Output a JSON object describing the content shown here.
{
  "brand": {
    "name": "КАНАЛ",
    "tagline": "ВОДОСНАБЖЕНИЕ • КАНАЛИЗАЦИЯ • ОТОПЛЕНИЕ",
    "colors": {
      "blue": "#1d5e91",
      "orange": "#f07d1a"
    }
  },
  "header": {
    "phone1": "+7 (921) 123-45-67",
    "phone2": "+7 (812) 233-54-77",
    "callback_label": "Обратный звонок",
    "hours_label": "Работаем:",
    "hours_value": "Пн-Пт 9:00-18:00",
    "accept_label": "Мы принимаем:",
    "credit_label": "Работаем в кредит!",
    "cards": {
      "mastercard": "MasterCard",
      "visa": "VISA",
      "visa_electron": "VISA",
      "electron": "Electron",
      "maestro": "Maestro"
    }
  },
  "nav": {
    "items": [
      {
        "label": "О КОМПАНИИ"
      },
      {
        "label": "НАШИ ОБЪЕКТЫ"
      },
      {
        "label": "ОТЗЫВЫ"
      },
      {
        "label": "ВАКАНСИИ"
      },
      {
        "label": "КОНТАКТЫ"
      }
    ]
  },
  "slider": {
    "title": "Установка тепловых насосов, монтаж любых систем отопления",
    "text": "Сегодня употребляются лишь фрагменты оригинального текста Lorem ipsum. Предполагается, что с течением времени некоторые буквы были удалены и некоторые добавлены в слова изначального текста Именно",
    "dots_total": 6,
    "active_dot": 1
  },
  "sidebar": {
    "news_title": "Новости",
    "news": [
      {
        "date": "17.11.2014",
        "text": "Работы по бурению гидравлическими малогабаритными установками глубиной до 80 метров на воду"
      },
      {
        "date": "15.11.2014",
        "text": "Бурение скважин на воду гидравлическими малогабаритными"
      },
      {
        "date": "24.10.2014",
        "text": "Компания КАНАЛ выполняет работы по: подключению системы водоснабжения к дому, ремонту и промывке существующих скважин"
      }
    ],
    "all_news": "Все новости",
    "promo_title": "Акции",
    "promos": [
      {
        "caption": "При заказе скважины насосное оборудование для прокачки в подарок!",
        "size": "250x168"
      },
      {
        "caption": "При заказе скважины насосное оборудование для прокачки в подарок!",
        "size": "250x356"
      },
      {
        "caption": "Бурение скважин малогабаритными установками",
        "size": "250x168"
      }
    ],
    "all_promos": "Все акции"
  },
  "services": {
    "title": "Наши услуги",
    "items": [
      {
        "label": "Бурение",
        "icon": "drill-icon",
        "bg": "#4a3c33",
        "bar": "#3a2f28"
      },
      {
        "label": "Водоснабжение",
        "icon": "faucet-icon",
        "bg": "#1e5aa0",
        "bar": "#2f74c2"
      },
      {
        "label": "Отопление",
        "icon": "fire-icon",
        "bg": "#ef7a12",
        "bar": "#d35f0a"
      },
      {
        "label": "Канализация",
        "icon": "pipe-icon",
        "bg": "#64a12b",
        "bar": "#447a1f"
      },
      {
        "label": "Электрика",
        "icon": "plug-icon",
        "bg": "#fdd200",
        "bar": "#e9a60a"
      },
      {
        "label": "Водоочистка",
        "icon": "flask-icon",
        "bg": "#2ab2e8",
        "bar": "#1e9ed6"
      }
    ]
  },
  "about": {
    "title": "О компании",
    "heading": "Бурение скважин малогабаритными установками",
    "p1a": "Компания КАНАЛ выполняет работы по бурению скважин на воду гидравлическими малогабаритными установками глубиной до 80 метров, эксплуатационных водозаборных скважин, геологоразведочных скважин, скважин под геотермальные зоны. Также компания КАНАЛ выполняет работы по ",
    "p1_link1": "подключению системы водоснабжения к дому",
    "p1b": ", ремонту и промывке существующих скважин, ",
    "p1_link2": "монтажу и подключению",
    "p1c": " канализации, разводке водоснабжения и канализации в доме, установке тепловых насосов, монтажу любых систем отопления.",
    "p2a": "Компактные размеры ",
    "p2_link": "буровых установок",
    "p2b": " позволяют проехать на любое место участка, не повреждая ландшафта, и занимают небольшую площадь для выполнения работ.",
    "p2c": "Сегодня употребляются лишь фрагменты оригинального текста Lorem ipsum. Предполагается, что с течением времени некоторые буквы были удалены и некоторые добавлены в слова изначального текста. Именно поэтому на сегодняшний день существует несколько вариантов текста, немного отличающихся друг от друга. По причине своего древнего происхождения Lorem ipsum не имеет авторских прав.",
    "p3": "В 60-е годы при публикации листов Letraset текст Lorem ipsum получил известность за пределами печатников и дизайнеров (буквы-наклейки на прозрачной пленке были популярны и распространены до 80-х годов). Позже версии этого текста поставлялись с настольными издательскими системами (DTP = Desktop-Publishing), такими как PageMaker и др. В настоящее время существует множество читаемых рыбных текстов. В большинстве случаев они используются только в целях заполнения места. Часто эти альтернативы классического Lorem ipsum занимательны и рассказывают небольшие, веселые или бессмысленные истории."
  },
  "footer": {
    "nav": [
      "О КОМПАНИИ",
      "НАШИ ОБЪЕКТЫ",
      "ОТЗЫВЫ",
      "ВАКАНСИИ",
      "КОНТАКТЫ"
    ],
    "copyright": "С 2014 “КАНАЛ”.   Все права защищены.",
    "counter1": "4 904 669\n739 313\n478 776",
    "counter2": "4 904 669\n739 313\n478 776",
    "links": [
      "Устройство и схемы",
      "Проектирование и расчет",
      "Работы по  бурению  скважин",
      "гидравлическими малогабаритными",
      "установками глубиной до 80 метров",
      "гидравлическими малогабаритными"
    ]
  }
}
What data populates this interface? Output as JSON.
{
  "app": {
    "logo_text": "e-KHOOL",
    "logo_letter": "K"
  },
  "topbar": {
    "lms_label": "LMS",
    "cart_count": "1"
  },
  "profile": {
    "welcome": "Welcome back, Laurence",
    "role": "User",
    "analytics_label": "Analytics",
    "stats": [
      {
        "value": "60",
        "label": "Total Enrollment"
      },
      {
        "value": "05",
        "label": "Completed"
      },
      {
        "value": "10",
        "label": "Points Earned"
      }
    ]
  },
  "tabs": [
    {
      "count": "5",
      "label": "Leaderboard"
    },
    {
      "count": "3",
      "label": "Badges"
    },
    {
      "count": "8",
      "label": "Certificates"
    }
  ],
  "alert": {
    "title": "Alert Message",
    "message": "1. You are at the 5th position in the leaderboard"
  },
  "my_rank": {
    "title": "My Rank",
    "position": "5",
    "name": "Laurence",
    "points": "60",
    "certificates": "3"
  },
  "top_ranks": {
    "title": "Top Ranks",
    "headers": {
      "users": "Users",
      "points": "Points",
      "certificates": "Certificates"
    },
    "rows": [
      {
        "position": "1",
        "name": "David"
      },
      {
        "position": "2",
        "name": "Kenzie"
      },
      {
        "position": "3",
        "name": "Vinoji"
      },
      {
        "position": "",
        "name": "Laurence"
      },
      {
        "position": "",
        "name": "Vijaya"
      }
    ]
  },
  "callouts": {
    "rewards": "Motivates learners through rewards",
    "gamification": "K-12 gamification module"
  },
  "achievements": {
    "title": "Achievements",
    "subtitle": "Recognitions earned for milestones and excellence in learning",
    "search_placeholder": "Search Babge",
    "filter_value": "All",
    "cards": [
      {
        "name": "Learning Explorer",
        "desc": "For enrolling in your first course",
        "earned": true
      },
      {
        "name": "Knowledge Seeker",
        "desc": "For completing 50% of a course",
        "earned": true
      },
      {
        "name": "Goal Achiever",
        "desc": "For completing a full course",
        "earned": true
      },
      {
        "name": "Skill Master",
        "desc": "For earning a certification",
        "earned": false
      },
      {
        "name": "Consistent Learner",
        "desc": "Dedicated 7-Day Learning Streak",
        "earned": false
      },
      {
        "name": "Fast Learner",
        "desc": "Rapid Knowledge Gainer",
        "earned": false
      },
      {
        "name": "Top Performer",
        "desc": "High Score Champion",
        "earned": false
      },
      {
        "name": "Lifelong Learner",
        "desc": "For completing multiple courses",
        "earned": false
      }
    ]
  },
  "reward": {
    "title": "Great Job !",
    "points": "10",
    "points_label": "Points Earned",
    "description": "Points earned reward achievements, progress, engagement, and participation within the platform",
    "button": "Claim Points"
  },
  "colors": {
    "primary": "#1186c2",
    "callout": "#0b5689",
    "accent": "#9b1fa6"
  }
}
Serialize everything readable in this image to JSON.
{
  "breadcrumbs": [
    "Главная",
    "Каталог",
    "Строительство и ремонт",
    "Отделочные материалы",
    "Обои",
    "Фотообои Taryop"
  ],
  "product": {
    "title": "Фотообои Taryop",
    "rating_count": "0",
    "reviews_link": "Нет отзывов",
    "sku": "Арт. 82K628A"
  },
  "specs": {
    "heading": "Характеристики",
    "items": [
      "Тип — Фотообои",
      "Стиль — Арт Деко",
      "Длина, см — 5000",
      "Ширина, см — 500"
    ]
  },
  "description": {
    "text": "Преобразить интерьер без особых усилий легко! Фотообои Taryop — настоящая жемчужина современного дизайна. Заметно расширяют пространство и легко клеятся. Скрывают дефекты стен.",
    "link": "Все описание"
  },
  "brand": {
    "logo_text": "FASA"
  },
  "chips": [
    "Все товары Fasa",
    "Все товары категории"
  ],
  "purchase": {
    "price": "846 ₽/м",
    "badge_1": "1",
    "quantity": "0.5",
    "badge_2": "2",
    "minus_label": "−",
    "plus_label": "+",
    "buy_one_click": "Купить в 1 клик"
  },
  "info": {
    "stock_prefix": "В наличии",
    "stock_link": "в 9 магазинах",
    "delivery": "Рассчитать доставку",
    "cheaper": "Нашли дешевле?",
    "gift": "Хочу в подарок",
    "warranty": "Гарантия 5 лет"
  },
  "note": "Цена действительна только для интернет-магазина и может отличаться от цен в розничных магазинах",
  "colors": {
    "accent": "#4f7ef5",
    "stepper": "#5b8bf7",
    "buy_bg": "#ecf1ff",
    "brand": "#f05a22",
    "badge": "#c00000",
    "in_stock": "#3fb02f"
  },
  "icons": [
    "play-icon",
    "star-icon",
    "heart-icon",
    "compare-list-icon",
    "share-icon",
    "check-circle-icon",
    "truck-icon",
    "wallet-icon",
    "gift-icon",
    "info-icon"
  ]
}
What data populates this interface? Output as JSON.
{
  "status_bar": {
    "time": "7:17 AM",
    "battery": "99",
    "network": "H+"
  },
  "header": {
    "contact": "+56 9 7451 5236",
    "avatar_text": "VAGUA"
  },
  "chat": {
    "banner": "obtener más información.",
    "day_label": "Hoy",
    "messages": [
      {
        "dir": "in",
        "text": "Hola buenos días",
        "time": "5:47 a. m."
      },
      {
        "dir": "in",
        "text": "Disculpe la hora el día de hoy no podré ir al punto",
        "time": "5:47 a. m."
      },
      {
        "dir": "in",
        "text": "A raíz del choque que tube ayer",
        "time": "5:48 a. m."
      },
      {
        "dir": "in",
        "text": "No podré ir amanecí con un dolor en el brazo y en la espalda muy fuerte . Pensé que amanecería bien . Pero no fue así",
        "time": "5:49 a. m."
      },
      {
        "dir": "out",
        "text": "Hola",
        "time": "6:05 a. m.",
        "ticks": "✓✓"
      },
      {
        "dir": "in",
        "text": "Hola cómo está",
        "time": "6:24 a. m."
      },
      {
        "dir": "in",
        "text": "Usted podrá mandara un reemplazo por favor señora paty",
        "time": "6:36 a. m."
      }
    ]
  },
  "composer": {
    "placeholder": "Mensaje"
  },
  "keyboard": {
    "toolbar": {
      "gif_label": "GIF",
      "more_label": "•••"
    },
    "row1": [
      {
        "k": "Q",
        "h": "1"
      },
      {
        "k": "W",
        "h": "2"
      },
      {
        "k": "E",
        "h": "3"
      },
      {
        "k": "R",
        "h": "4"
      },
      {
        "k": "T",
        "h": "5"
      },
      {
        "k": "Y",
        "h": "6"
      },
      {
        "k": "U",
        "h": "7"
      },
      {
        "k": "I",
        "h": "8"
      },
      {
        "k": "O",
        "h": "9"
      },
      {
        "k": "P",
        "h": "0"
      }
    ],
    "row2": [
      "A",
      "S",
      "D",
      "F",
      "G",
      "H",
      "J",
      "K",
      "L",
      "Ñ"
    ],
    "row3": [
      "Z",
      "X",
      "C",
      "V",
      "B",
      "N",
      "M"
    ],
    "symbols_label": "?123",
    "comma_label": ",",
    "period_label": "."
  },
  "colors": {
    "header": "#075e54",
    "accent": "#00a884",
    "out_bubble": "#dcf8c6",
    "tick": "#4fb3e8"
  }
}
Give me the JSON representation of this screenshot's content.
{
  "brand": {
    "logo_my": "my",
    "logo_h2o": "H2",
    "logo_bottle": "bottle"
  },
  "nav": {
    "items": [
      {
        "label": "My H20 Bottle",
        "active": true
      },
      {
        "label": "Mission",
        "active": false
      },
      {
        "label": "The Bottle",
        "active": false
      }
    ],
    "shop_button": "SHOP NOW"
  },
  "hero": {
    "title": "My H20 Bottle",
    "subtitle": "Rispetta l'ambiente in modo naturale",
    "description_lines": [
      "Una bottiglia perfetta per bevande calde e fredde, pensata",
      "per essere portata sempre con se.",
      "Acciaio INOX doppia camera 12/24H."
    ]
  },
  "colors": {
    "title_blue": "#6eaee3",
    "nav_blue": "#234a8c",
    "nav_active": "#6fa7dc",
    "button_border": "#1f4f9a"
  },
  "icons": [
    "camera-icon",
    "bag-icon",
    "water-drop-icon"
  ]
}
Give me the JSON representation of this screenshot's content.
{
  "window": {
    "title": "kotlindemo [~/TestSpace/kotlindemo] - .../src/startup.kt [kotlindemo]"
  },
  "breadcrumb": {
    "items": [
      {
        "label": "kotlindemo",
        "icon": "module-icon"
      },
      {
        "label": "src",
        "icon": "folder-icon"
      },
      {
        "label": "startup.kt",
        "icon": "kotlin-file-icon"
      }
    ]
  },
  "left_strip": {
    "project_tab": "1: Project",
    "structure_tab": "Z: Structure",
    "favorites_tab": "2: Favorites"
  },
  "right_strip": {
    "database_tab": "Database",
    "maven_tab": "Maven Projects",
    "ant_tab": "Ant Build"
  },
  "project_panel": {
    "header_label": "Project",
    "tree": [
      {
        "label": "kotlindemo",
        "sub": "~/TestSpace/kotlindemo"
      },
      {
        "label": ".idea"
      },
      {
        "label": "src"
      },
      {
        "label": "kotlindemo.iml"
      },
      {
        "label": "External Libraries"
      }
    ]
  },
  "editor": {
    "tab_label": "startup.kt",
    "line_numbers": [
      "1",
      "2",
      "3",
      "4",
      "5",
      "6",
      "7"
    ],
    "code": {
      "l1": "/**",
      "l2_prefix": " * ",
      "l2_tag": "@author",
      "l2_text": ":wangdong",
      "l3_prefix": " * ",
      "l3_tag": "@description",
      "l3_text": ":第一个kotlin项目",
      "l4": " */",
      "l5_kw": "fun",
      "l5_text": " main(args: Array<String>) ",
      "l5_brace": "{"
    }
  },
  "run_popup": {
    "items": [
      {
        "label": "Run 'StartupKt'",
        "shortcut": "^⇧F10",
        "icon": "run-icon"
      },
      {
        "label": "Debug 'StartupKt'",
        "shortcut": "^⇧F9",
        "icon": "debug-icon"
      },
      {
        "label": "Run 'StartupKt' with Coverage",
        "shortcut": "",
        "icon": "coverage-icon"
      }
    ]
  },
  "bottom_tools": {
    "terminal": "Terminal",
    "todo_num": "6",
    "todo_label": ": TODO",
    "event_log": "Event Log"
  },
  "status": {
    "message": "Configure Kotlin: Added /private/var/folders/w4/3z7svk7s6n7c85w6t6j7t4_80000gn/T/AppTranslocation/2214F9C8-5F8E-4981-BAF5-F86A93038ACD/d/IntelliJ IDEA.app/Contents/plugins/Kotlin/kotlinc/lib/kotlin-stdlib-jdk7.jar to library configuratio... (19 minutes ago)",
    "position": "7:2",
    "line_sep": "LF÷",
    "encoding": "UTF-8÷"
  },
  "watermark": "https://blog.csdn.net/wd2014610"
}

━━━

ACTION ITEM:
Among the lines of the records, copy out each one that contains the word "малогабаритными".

SOLUTION FOR THIS TASK:
        "text": "Работы по бурению гидравлическими малогабаритными установками глубиной до 80 метров на воду"
        "text": "Бурение скважин на воду гидравлическими малогабаритными"
        "caption": "Бурение скважин малогабаритными установками",
    "heading": "Бурение скважин малогабаритными установками",
    "p1a": "Компания КАНАЛ выполняет работы по бурению скважин на воду гидравлическими малогабаритными установками глубиной до 80 метров, эксплуатационных водозаборных скважин, геологоразведочных скважин, скважин под геотермальные зоны. Также компания КАНАЛ выполняет работы по ",
      "гидравлическими малогабаритными",
      "гидравлическими малогабаритными"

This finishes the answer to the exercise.